### Task statement
Line by line, set down all the data below exactly, omitting any picture.

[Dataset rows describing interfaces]
○ ○ ○

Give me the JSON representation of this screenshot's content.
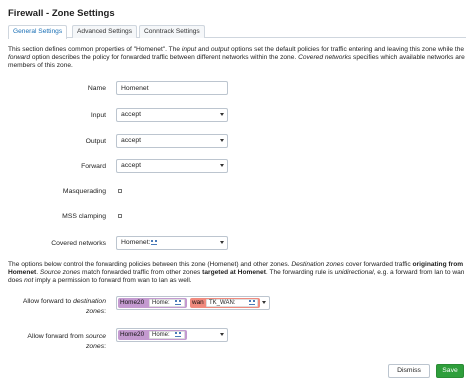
{
  "dialog": {
    "title": "Firewall - Zone Settings",
    "tabs": [
      "General Settings",
      "Advanced Settings",
      "Conntrack Settings"
    ]
  },
  "intro": {
    "t1": "This section defines common properties of \"Homenet\". The ",
    "t2": "input",
    "t3": " and ",
    "t4": "output",
    "t5": " options set the default policies for traffic entering and leaving this zone while the ",
    "t6": "forward",
    "t7": " option describes the policy for forwarded traffic between different networks within the zone. ",
    "t8": "Covered networks",
    "t9": " specifies which available networks are members of this zone."
  },
  "fields": {
    "name_label": "Name",
    "name_value": "Homenet",
    "input_label": "Input",
    "input_value": "accept",
    "output_label": "Output",
    "output_value": "accept",
    "forward_label": "Forward",
    "forward_value": "accept",
    "masq_label": "Masquerading",
    "mss_label": "MSS clamping",
    "covered_label": "Covered networks",
    "covered_value": "Homenet:"
  },
  "forwarding": {
    "t1": "The options below control the forwarding policies between this zone (Homenet) and other zones. ",
    "t2": "Destination zones",
    "t3": " cover forwarded traffic ",
    "t4": "originating from Homenet",
    "t5": ". ",
    "t6": "Source zones",
    "t7": " match forwarded traffic from other zones ",
    "t8": "targeted at Homenet",
    "t9": ". The forwarding rule is ",
    "t10": "unidirectional",
    "t11": ", e.g. a forward from lan to wan does ",
    "t12": "not",
    "t13": " imply a permission to forward from wan to lan as well.",
    "dest_label_a": "Allow forward to ",
    "dest_label_b": "destination",
    "dest_label_c": "zones",
    "src_label_a": "Allow forward from ",
    "src_label_b": "source",
    "src_label_c": "zones",
    "colon": ":",
    "zone_home": "Home20",
    "zone_home_net": "Home:",
    "zone_wan": "wan",
    "zone_wan_net": "TK_WAN:"
  },
  "colors": {
    "home_zone": "#c49ad0",
    "wan_zone": "#f08a7e",
    "save": "#2e9e3b",
    "tab_active_text": "#1a6fb5"
  },
  "buttons": {
    "dismiss": "Dismiss",
    "save": "Save"
  }
}
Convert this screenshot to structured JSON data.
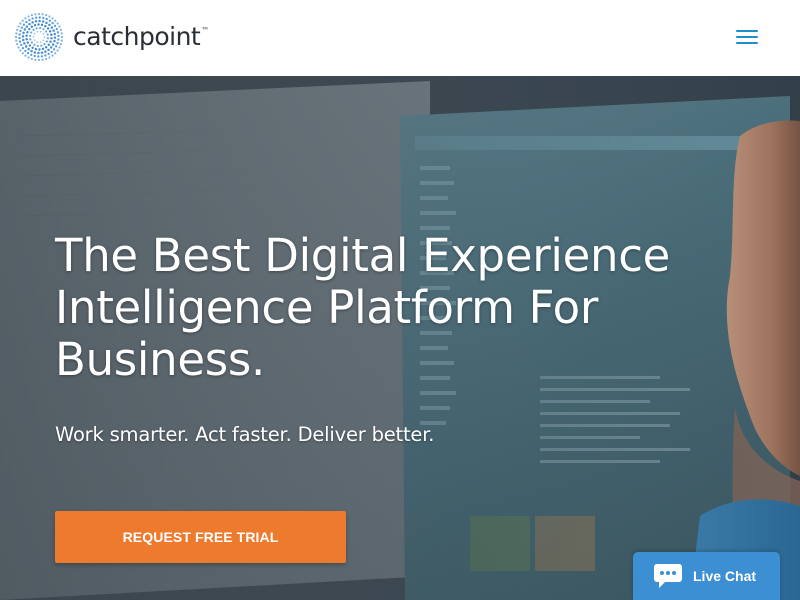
{
  "header": {
    "logo_text": "catchpoint",
    "logo_tm": "™",
    "menu_icon": "hamburger-menu-icon",
    "accent_color": "#1f8dc9"
  },
  "hero": {
    "headline": "The Best Digital Experience Intelligence Platform For Business.",
    "subheadline": "Work smarter. Act faster. Deliver better.",
    "cta_label": "REQUEST FREE TRIAL",
    "cta_color": "#ee7a2e"
  },
  "live_chat": {
    "label": "Live Chat",
    "icon": "chat-bubble-icon",
    "color": "#3d8fd4"
  }
}
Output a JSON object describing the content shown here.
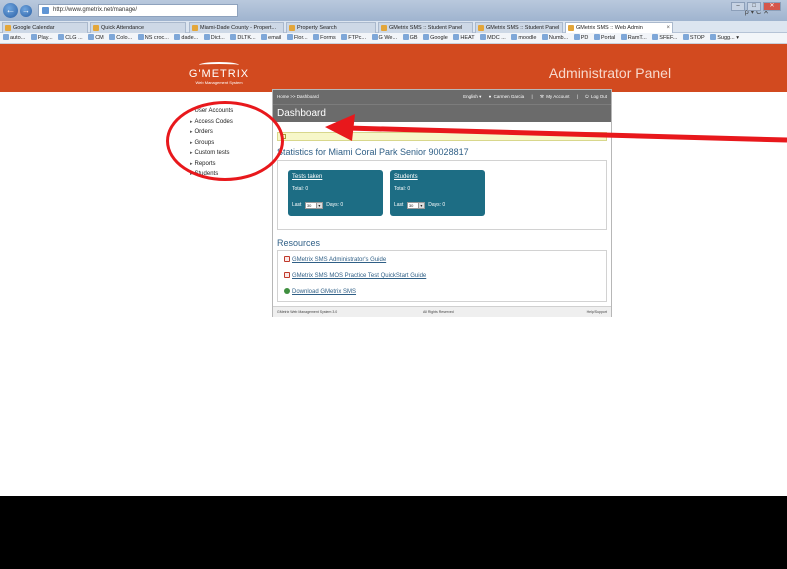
{
  "browser": {
    "address": "http://www.gmetrix.net/manage/",
    "back_icon": "back-arrow-icon",
    "forward_icon": "forward-arrow-icon",
    "search_tools": "ρ ▾ C ✕",
    "window_min": "–",
    "window_max": "□",
    "window_close": "✕",
    "tabs": [
      {
        "label": "Google Calendar"
      },
      {
        "label": "Quick Attendance"
      },
      {
        "label": "Miami-Dade County - Propert..."
      },
      {
        "label": "Property Search"
      },
      {
        "label": "GMetrix SMS :: Student Panel"
      },
      {
        "label": "GMetrix SMS :: Student Panel"
      },
      {
        "label": "GMetrix SMS :: Web Admin"
      }
    ],
    "tab_close": "×",
    "bookmarks": [
      "auto...",
      "Play...",
      "CLG ...",
      "CM",
      "Colo...",
      "NS croc...",
      "dade...",
      "Dict...",
      "DLTK...",
      "email",
      "Flor...",
      "Forms",
      "FTPc...",
      "G We...",
      "GB",
      "Google",
      "HEAT",
      "MDC ...",
      "moodle",
      "Numb...",
      "PD",
      "Portal",
      "RamT...",
      "SFEF...",
      "STOP",
      "Sugg... ▾"
    ]
  },
  "header": {
    "logo_name": "G'METRIX",
    "logo_sub": "Web Management System",
    "title": "Administrator Panel"
  },
  "sidebar": {
    "items": [
      {
        "label": "User Accounts"
      },
      {
        "label": "Access Codes"
      },
      {
        "label": "Orders"
      },
      {
        "label": "Groups"
      },
      {
        "label": "Custom tests"
      },
      {
        "label": "Reports"
      },
      {
        "label": "Students"
      }
    ]
  },
  "panel": {
    "breadcrumb": "Home >> Dashboard",
    "language": "English ▾",
    "user": "Carmen Garcia",
    "my_account": "My Account",
    "log_out": "Log Out",
    "separator": "|",
    "title": "Dashboard",
    "statistics_title": "Statistics for Miami Coral Park Senior 90028817",
    "cards": [
      {
        "title": "Tests taken",
        "total": "Total: 0",
        "last_label": "Last",
        "last_value": "30",
        "days": "Days: 0"
      },
      {
        "title": "Students",
        "total": "Total: 0",
        "last_label": "Last",
        "last_value": "30",
        "days": "Days: 0"
      }
    ],
    "resources_title": "Resources",
    "resources": [
      {
        "label": "GMetrix SMS Administrator's Guide",
        "icon": "pdf-icon"
      },
      {
        "label": "GMetrix SMS MOS Practice Test QuickStart Guide",
        "icon": "pdf-icon"
      },
      {
        "label": "Download GMetrix SMS",
        "icon": "download-icon"
      }
    ],
    "footer_left": "GMetrix Web Management System 3.0",
    "footer_center": "All Rights Reserved",
    "footer_right": "Help/Support"
  },
  "colors": {
    "header": "#d24a1f",
    "card": "#1d6d84",
    "link": "#2f5f86",
    "annotation": "#e8181c"
  }
}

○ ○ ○

### Solution to this problem
Give me the JSON representation of this screenshot's content.
{
  "dialog": {
    "title": "Firewall - Zone Settings",
    "tabs": [
      "General Settings",
      "Advanced Settings",
      "Conntrack Settings"
    ]
  },
  "intro": {
    "t1": "This section defines common properties of \"Homenet\". The ",
    "t2": "input",
    "t3": " and ",
    "t4": "output",
    "t5": " options set the default policies for traffic entering and leaving this zone while the ",
    "t6": "forward",
    "t7": " option describes the policy for forwarded traffic between different networks within the zone. ",
    "t8": "Covered networks",
    "t9": " specifies which available networks are members of this zone."
  },
  "fields": {
    "name_label": "Name",
    "name_value": "Homenet",
    "input_label": "Input",
    "input_value": "accept",
    "output_label": "Output",
    "output_value": "accept",
    "forward_label": "Forward",
    "forward_value": "accept",
    "masq_label": "Masquerading",
    "mss_label": "MSS clamping",
    "covered_label": "Covered networks",
    "covered_value": "Homenet:"
  },
  "forwarding": {
    "t1": "The options below control the forwarding policies between this zone (Homenet) and other zones. ",
    "t2": "Destination zones",
    "t3": " cover forwarded traffic ",
    "t4": "originating from Homenet",
    "t5": ". ",
    "t6": "Source zones",
    "t7": " match forwarded traffic from other zones ",
    "t8": "targeted at Homenet",
    "t9": ". The forwarding rule is ",
    "t10": "unidirectional",
    "t11": ", e.g. a forward from lan to wan does ",
    "t12": "not",
    "t13": " imply a permission to forward from wan to lan as well.",
    "dest_label_a": "Allow forward to ",
    "dest_label_b": "destination",
    "dest_label_c": "zones",
    "src_label_a": "Allow forward from ",
    "src_label_b": "source",
    "src_label_c": "zones",
    "colon": ":",
    "zone_home": "Home20",
    "zone_home_net": "Home:",
    "zone_wan": "wan",
    "zone_wan_net": "TK_WAN:"
  },
  "colors": {
    "home_zone": "#c49ad0",
    "wan_zone": "#f08a7e",
    "save": "#2e9e3b",
    "tab_active_text": "#1a6fb5"
  },
  "buttons": {
    "dismiss": "Dismiss",
    "save": "Save"
  }
}
Convert this screenshot to structured JSON data.
{
  "header": {
    "logo_text": "catchpoint",
    "logo_tm": "™",
    "menu_icon": "hamburger-menu-icon",
    "accent_color": "#1f8dc9"
  },
  "hero": {
    "headline": "The Best Digital Experience Intelligence Platform For Business.",
    "subheadline": "Work smarter. Act faster. Deliver better.",
    "cta_label": "REQUEST FREE TRIAL",
    "cta_color": "#ee7a2e"
  },
  "live_chat": {
    "label": "Live Chat",
    "icon": "chat-bubble-icon",
    "color": "#3d8fd4"
  }
}
Output a JSON object describing the content shown here.
{
  "browser": {
    "address": "http://www.gmetrix.net/manage/",
    "back_icon": "back-arrow-icon",
    "forward_icon": "forward-arrow-icon",
    "search_tools": "ρ ▾ C ✕",
    "window_min": "–",
    "window_max": "□",
    "window_close": "✕",
    "tabs": [
      {
        "label": "Google Calendar"
      },
      {
        "label": "Quick Attendance"
      },
      {
        "label": "Miami-Dade County - Propert..."
      },
      {
        "label": "Property Search"
      },
      {
        "label": "GMetrix SMS :: Student Panel"
      },
      {
        "label": "GMetrix SMS :: Student Panel"
      },
      {
        "label": "GMetrix SMS :: Web Admin"
      }
    ],
    "tab_close": "×",
    "bookmarks": [
      "auto...",
      "Play...",
      "CLG ...",
      "CM",
      "Colo...",
      "NS croc...",
      "dade...",
      "Dict...",
      "DLTK...",
      "email",
      "Flor...",
      "Forms",
      "FTPc...",
      "G We...",
      "GB",
      "Google",
      "HEAT",
      "MDC ...",
      "moodle",
      "Numb...",
      "PD",
      "Portal",
      "RamT...",
      "SFEF...",
      "STOP",
      "Sugg... ▾"
    ]
  },
  "header": {
    "logo_name": "G'METRIX",
    "logo_sub": "Web Management System",
    "title": "Administrator Panel"
  },
  "sidebar": {
    "items": [
      {
        "label": "User Accounts"
      },
      {
        "label": "Access Codes"
      },
      {
        "label": "Orders"
      },
      {
        "label": "Groups"
      },
      {
        "label": "Custom tests"
      },
      {
        "label": "Reports"
      },
      {
        "label": "Students"
      }
    ]
  },
  "panel": {
    "breadcrumb": "Home >> Dashboard",
    "language": "English ▾",
    "user": "Carmen Garcia",
    "my_account": "My Account",
    "log_out": "Log Out",
    "separator": "|",
    "title": "Dashboard",
    "statistics_title": "Statistics for Miami Coral Park Senior 90028817",
    "cards": [
      {
        "title": "Tests taken",
        "total": "Total: 0",
        "last_label": "Last",
        "last_value": "30",
        "days": "Days: 0"
      },
      {
        "title": "Students",
        "total": "Total: 0",
        "last_label": "Last",
        "last_value": "30",
        "days": "Days: 0"
      }
    ],
    "resources_title": "Resources",
    "resources": [
      {
        "label": "GMetrix SMS Administrator's Guide",
        "icon": "pdf-icon"
      },
      {
        "label": "GMetrix SMS MOS Practice Test QuickStart Guide",
        "icon": "pdf-icon"
      },
      {
        "label": "Download GMetrix SMS",
        "icon": "download-icon"
      }
    ],
    "footer_left": "GMetrix Web Management System 3.0",
    "footer_center": "All Rights Reserved",
    "footer_right": "Help/Support"
  },
  "colors": {
    "header": "#d24a1f",
    "card": "#1d6d84",
    "link": "#2f5f86",
    "annotation": "#e8181c"
  }
}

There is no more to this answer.